=== Section Start ===

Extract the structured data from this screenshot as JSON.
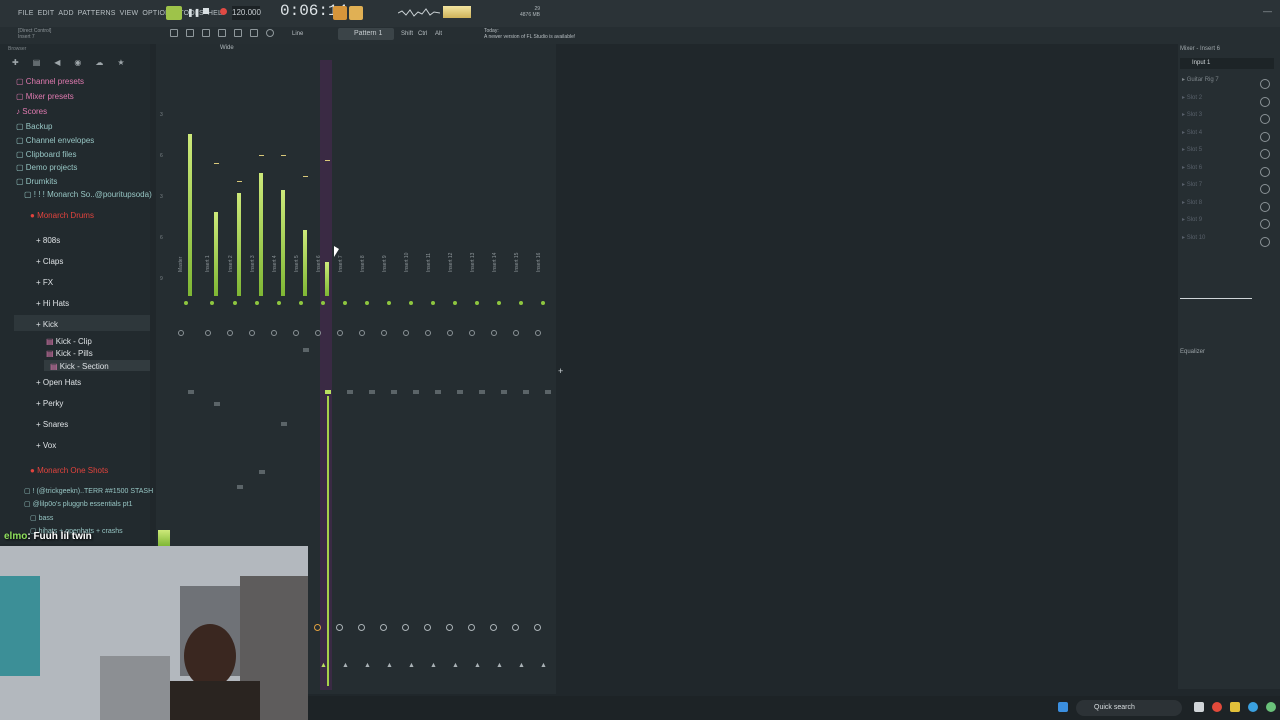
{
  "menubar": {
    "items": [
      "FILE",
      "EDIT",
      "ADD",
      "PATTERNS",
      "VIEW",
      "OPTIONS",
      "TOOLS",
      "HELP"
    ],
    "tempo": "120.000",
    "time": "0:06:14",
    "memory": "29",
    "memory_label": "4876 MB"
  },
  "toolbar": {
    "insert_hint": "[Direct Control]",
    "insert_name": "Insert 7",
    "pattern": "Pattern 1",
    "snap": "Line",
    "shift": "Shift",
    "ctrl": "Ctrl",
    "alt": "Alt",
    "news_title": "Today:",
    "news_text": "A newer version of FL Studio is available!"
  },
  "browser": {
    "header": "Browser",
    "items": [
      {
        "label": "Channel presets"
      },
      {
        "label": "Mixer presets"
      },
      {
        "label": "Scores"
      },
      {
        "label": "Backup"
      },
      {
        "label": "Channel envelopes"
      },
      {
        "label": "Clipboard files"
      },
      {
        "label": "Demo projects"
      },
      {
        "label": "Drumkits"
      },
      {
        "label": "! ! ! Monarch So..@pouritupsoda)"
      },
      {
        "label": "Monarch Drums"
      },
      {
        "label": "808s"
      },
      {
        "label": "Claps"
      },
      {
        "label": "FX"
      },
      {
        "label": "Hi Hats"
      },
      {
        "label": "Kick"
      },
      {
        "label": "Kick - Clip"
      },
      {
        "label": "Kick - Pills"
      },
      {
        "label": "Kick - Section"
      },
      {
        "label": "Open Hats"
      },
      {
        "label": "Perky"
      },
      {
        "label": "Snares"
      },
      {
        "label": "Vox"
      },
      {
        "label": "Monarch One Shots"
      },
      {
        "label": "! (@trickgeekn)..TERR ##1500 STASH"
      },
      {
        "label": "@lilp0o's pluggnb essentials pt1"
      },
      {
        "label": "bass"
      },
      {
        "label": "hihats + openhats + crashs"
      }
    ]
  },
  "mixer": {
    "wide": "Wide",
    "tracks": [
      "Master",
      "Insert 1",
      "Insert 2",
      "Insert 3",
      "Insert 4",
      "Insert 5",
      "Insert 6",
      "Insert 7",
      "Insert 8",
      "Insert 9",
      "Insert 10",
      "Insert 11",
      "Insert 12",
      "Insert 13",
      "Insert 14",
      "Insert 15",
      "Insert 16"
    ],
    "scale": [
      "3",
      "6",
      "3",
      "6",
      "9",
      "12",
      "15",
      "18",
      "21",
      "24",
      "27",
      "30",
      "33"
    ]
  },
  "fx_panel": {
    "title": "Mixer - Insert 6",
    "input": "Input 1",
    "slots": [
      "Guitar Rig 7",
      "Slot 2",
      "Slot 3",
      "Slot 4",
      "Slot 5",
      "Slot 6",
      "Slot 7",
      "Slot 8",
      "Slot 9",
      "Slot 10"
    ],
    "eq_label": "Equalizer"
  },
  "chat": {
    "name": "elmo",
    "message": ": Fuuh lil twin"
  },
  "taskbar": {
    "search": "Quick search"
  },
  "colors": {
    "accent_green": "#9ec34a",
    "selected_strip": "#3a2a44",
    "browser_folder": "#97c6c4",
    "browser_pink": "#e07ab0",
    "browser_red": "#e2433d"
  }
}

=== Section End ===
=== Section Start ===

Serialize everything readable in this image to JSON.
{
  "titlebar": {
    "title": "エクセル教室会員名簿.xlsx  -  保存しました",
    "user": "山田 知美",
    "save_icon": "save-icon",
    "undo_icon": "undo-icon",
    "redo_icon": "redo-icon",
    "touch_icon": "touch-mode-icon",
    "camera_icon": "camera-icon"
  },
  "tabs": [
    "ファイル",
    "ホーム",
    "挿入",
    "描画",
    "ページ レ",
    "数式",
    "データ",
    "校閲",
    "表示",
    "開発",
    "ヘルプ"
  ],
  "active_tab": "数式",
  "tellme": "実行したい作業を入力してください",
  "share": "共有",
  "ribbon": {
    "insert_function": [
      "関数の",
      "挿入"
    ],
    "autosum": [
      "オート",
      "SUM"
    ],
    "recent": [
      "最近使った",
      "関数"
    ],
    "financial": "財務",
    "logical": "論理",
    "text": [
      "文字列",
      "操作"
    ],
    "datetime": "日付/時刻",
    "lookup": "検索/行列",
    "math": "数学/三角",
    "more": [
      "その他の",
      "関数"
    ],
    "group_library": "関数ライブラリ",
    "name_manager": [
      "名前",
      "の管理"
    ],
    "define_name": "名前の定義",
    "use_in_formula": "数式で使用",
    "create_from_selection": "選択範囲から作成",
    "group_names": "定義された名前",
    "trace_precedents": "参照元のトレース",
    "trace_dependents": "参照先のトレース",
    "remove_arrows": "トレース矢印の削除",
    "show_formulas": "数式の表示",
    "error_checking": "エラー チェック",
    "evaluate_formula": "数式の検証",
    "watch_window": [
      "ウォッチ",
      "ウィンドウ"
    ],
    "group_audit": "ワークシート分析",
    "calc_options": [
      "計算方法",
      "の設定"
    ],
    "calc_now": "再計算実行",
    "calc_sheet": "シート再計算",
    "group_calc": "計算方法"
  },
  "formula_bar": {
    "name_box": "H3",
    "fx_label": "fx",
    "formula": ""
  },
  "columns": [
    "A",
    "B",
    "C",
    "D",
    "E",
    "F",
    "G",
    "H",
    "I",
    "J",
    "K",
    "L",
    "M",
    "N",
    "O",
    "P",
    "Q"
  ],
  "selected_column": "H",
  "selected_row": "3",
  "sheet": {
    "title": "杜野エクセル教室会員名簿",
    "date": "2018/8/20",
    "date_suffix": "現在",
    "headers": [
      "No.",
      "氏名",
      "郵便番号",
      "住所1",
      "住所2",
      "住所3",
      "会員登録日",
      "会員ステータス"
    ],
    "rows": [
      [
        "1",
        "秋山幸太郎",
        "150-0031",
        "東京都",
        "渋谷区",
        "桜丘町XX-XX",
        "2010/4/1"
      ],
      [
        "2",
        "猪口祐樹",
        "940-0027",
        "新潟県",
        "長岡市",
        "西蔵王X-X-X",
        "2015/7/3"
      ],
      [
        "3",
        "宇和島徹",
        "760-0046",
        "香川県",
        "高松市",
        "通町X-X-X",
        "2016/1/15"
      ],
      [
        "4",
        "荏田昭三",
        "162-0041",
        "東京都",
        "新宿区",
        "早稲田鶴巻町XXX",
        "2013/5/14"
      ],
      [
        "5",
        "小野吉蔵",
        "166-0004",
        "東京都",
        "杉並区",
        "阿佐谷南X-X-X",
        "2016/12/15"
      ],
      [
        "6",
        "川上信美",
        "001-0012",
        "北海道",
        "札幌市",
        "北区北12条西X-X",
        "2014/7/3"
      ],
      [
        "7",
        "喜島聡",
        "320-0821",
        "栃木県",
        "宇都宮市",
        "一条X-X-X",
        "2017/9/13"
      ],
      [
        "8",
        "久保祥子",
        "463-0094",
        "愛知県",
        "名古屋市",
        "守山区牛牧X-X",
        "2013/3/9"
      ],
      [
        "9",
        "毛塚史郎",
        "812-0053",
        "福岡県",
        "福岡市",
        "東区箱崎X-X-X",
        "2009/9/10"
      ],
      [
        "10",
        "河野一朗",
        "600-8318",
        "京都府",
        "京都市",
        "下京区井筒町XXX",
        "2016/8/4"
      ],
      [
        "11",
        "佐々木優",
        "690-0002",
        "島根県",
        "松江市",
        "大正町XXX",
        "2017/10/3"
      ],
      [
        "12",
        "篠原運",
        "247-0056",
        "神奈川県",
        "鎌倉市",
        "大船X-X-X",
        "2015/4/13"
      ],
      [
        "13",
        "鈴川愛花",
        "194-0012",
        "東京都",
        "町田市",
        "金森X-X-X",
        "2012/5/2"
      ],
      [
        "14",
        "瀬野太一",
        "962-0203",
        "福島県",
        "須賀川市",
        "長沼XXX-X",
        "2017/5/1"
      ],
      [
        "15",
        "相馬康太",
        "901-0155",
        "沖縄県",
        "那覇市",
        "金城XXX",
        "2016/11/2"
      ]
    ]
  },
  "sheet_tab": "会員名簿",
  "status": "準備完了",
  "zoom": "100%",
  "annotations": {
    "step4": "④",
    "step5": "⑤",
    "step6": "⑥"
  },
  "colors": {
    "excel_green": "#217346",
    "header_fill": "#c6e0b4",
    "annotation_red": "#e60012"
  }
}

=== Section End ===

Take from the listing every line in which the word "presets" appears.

        "label": "Channel presets"
        "label": "Mixer presets"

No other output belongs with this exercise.